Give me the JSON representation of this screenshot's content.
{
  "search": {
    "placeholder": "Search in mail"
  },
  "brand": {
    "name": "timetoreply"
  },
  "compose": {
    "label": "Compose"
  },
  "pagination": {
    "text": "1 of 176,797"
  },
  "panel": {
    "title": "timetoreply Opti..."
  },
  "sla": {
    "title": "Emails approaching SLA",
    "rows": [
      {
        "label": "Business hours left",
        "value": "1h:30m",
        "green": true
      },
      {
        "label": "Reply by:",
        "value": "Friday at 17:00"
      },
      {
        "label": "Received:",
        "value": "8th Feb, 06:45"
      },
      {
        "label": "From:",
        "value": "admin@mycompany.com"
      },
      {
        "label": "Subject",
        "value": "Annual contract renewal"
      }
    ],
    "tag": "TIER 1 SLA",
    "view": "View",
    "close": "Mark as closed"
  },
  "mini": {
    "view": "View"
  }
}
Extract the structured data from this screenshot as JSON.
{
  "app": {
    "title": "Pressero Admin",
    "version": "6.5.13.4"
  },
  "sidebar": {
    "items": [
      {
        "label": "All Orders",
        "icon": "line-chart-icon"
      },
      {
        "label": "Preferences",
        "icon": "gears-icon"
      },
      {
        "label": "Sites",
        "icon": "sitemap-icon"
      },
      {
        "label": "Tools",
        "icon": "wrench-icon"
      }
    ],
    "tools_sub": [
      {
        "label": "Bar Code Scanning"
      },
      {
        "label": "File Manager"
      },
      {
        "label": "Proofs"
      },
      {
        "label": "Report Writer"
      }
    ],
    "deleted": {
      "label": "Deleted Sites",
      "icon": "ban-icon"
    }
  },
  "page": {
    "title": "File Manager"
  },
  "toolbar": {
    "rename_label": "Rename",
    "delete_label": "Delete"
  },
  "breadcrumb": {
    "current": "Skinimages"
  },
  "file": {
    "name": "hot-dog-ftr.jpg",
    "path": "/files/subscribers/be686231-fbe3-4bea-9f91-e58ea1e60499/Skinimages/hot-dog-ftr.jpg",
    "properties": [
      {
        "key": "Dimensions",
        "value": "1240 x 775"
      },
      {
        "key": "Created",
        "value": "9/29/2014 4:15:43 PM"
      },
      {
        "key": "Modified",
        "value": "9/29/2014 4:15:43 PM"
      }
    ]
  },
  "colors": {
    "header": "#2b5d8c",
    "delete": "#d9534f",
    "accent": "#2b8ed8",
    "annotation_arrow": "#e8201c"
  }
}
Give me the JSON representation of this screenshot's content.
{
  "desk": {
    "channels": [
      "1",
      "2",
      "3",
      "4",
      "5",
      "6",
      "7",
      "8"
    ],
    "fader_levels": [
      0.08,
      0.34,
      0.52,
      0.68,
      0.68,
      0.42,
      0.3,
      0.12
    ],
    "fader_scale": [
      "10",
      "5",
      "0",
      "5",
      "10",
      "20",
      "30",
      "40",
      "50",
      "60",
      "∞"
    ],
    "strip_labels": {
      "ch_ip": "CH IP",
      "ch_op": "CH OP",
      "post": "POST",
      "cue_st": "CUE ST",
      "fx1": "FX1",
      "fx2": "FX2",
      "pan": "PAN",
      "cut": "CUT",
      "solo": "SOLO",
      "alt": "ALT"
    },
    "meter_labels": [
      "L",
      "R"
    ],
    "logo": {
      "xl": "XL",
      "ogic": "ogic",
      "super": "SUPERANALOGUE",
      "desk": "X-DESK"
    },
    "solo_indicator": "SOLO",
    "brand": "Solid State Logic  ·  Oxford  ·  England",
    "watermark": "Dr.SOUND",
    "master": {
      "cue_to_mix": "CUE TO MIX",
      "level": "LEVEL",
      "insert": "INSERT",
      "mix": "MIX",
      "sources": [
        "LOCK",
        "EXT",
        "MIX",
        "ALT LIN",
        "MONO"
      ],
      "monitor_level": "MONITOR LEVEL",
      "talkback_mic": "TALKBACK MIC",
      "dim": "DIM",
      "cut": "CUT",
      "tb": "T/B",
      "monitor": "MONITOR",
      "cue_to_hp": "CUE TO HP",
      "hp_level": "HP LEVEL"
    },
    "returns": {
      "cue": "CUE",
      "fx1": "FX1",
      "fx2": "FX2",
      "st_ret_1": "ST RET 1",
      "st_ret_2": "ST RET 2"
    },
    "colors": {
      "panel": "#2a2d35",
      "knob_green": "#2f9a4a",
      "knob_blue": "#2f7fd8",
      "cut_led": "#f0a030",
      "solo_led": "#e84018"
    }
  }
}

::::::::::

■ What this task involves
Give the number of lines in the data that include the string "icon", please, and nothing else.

■ Response below
5